:: The data ::
....
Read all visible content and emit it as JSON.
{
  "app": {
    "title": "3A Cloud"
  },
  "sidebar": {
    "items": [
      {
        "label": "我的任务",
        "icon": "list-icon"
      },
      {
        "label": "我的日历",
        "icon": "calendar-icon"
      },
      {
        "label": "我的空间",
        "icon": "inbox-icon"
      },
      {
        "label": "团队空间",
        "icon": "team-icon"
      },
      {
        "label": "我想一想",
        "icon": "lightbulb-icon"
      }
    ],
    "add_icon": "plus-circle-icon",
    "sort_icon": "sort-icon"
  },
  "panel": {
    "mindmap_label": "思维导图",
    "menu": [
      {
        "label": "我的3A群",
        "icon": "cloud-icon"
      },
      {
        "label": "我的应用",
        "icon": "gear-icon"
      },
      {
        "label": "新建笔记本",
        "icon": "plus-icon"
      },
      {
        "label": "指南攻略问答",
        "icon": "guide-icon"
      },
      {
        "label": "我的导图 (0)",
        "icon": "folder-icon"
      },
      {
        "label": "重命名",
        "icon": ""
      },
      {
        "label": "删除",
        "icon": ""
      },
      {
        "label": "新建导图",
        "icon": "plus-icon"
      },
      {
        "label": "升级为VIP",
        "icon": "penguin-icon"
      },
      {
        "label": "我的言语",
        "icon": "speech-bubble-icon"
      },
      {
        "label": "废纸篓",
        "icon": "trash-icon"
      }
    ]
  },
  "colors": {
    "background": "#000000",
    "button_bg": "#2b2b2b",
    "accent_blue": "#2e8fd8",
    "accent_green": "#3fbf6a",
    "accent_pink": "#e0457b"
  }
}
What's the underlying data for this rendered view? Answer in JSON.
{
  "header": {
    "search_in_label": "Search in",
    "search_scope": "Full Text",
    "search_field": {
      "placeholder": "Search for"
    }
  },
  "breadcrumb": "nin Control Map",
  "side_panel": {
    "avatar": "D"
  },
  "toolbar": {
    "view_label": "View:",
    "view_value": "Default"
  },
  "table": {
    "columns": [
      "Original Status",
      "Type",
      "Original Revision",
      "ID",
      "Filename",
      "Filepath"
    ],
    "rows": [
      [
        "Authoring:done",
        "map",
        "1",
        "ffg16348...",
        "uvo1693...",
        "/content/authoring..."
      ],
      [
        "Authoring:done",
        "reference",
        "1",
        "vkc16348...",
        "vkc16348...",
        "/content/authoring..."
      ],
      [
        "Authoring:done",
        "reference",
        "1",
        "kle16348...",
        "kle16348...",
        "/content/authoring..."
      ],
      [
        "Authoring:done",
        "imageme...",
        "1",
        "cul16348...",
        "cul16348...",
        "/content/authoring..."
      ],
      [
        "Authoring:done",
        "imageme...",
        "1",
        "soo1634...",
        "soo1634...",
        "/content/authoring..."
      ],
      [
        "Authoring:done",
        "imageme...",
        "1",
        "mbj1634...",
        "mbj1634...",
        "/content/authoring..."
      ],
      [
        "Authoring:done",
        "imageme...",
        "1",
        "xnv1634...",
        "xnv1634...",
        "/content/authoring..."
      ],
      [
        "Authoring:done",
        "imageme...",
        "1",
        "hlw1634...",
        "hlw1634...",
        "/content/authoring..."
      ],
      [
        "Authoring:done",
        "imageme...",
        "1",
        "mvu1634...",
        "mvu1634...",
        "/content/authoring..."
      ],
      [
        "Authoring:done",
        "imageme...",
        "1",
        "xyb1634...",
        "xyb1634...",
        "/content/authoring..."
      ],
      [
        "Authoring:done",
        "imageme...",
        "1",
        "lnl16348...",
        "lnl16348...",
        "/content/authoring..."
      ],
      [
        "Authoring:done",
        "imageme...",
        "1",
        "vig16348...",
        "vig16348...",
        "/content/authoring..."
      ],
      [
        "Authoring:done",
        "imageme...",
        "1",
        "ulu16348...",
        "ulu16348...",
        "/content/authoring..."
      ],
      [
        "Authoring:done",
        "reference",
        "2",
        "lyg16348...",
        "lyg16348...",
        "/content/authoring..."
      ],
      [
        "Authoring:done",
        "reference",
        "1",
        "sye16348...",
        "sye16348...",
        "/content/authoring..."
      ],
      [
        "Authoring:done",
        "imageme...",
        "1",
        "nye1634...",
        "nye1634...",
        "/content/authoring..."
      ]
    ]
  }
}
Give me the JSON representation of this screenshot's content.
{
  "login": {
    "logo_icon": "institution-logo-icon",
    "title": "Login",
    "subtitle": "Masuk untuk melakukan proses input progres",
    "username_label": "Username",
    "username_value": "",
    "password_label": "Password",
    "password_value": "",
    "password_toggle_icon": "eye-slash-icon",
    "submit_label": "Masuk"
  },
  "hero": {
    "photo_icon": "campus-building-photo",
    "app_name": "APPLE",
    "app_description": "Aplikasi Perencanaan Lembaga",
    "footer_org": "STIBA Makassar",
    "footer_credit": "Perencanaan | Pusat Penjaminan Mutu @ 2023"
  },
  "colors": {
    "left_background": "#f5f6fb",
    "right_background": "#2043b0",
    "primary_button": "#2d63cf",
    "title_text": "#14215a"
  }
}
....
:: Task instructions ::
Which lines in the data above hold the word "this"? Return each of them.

:: Written response ::
What's the underlying data for this rendered view? Answer in JSON.
Give me the JSON representation of this screenshot's content.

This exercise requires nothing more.